Stress Can Disrupt Sleep
Anxiety and stress can be major culprits for interrupting and/or preventing a night of sleep. These symptoms include a general feeling of tension, getting caught up in the past or future, feeling overwhelmed, or generally feeling “revved up.” In today’s go, go, go world, frequently experiencing anxiety and stress is becoming the norm. In fact, a study released this year shows Americans’ anxiety levels (especially as it relates to health, safety and finances) are increasing.
Prioritizing self-care practices is key for managing feelings of overwhelm and speediness. Often though, a primary recommendation on that list is, you guessed it, getting enough sleep. So, what do you do if not getting enough sleep is making you stressed and you know you need more sleep to stop stressing? For those who struggle with sleep, it often is a compounding problem.
Create A Routine
As sleep experts advocate, it’s important to begin winding down for your evening with a nighttime routine. This can include things like turning off screens, engaging in relaxing activities like stretching and writing, and prepping your senses by inviting in comforting objects and smells.
Another tip, that is sometimes not considered, is supplementation. No, we’re not talking about sleeping pills, but rather a natural vitamin that supports sleep. What is this miracle worker, you may ask?
The Incredible Benefits of Magnesium
Magnesium is one of seven essential macro-minerals that the human body needs to function optimally. It’s particularly associated with sleep-promoting, stress-reducing, disease-protecting benefits.
“I talk often with my patients about the importance of magnesium, and it’s critical—and sometimes under-recognized—role in sleep and overall health,” says Dr. Michael J. Breus, The Sleep Doctor. I’ve seen many patients benefit from increasing their magnesium intake, through diet and supplements. It’s not uncommon for people, especially women, to have less-than-optimal magnesium levels.”
What Magnesium Can Do For You

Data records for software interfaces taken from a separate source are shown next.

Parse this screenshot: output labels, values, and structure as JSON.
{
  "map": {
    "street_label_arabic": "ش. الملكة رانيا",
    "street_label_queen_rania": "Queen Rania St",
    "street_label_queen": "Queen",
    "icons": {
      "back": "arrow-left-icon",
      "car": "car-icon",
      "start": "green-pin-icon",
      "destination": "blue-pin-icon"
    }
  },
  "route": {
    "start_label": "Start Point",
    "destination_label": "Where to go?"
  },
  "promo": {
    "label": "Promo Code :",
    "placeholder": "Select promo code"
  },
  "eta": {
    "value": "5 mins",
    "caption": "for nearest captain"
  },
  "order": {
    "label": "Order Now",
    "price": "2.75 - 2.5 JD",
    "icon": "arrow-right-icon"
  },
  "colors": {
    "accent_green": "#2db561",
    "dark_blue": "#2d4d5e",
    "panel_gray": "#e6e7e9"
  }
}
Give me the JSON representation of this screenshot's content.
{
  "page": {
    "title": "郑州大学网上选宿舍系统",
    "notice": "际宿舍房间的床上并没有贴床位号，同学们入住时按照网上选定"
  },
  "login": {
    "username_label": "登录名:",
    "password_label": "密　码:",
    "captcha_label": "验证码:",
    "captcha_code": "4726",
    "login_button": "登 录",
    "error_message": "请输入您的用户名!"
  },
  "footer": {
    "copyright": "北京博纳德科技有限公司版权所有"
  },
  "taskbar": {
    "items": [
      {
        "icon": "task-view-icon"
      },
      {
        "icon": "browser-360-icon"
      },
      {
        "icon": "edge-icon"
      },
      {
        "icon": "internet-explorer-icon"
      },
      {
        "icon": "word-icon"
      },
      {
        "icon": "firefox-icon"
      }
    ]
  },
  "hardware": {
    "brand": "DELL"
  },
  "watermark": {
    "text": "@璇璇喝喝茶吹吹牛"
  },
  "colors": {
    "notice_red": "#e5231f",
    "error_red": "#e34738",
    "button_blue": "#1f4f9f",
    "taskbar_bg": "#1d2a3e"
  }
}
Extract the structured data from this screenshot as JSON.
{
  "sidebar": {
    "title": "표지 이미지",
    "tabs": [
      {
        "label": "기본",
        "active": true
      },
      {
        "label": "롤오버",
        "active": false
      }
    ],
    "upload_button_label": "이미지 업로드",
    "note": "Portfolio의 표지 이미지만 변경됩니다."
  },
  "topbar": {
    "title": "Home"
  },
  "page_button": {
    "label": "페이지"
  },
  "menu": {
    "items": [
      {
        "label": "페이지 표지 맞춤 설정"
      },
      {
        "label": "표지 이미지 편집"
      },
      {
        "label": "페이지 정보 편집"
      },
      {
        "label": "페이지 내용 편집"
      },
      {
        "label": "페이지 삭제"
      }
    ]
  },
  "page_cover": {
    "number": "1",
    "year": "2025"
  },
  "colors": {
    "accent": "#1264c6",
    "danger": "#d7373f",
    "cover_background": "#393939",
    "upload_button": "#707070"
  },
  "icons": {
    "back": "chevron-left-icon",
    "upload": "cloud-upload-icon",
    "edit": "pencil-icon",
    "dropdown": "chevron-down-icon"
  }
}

Sleep Better. Insomnia is actually a symptom of magnesium deficiency. You may also have low levels if your sleep is restless. Supplementing with magnesium can rid you of that feeling of not getting enough sleep and improve overall sleep quality.
Reduce Stress. Magnesium encourages general relaxation due to increasing GABA (gamma-aminobutyric acid) an important neurotransmitter in the central nervous system. Conversely, low GABA is associated with feeling more stressed and anxious.
Manage PMS. Studies show that getting enough magnesium can help reduce symptoms associated with PMS such as mood swings, irritability, anxiety and bloating.
These are just a few of magnesium’s benefits. Other perks include: helping to maintain bone density, regulating your heartbeat, addressing restless-leg syndrome, regulating blood sugar and metabolizing glucose, improving insulin sensitivity and relieving pain.
How Much Magnesium Do You Need?
Most doctors recommend between 100 and 350 mg daily. Start on the low end and gradually increase. Adverse effects of taking too much magnesium can be diarrhea, stomach upset and bloating.
What To Look For When Choose A Magnesium Supplement
In your supplement aisle, you’ll likely see lots of different forms of magnesium. Which one is best for you depends on what you’re taking it for. In general, to support sleep and relaxation, magnesium glycinate is your best bet.
Here’s a breakdown of the different types and forms of magnesium and their benefits.